Think back — back before we knew that the IRS was unacceptably targeting right-wing groups for scrutiny or that the Department of Justice was unbelievably searching the phone records of journalists. Think all the way back to February, when all anyone in Washington was talking about was the country’s fiscal problems, and how we needed to do something to fix them, right now, even if it meant clasping hands and going over the so-called “fiscal cliff” into the suicide pact of sequestration.

Well, beneath the din of all the scandal talk, there was some pretty important news about the country’s fiscal condition last week: The deficit is shrinking.

Last week, the nonpartisan Congressional Budget Office released a report on its budget projections. This year’s deficit, the CBO expects, will be $642 billion, the smallest since 2008 and only half as large as the 2009 deficit, in terms of size relative to the economy. Just a few months ago, the CBO thought this year’s deficit would be about $200 billion higher.

Most of the change since February the CBO attributes to temporary factors, such as rich people claiming higher incomes than expected in 2012, because they figured tax rates would rise in 2013. But there’s an overall trend that has more to do with tax hikes, spending cuts, and most importantly, a strengthening economy.

None of this means we’re out of the fiscal woods. Though the deficit looks to be reasonable these next couple of years, it will go up again a few years down the road, mostly because the country will be paying more to take care of more old people, as well as for debt service.

Which brings us back to sequestration, the automatic cuts Congress and the president agreed to back in 2011 as an incentive to come up with an actual fiscal plan. The incentive didn’t work, and the cuts began to go into effect in March — $1.2 trillion over 10 years to domestic and military programs.

This sounds like a response drawn up by people very concerned with a big deficit problem over the next couple of years. But we don’t have that problem — and not only because of sequestration cuts, which are a small piece of the puzzle. Our problem is further off, and has to do with spending on the elderly.

You know what would help address that problem? Reforms to major health-care spending, and economic growth. Sequestration doesn’t do the first and actively counteracts the second, by cutting jobs and slowing the economy.
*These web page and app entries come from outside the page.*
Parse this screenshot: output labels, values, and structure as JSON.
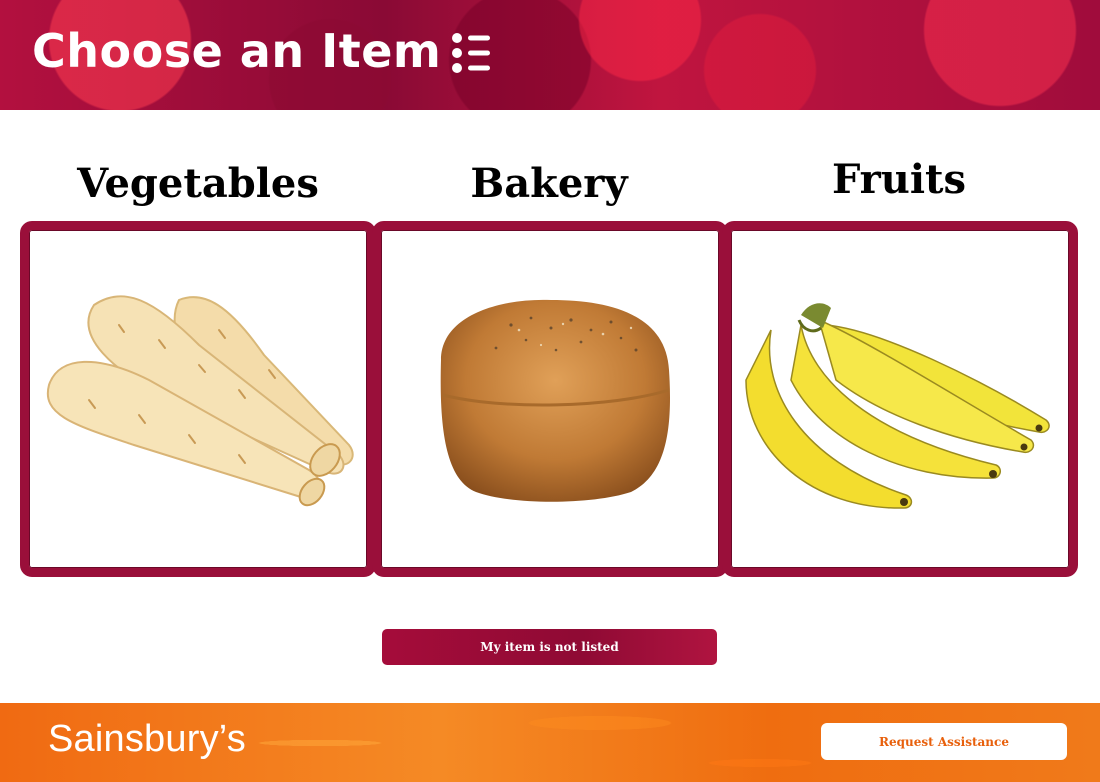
{
  "header": {
    "title": "Choose an Item",
    "menu_icon": "list-menu-icon"
  },
  "categories": [
    {
      "title": "Vegetables",
      "image": "parsnips"
    },
    {
      "title": "Bakery",
      "image": "bread-loaf"
    },
    {
      "title": "Fruits",
      "image": "bananas"
    }
  ],
  "actions": {
    "not_listed_label": "My item is not listed"
  },
  "footer": {
    "brand": "Sainsbury’s",
    "assist_label": "Request Assistance"
  },
  "colors": {
    "brand_red": "#9a0f3a",
    "brand_orange": "#f06a12",
    "assist_text": "#e8600c"
  }
}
If you’re keeping score at home, this means that our government has responded to an oncoming problem by concocting a solution to a non-problem, which happens to make the actual problem worse. And it’s hurting people in the process by removing needed assistance, like food stamps, in a time of suffering.

The fight over sequestration is really a fight about the role of government: Should it provide security for the vulnerable? Get the heck out of the way? Whatever your position, we’re pretty sure no one supports government taking on the role it’s playing now: Mucking things up for the rest of us.

Philadelphia Daily News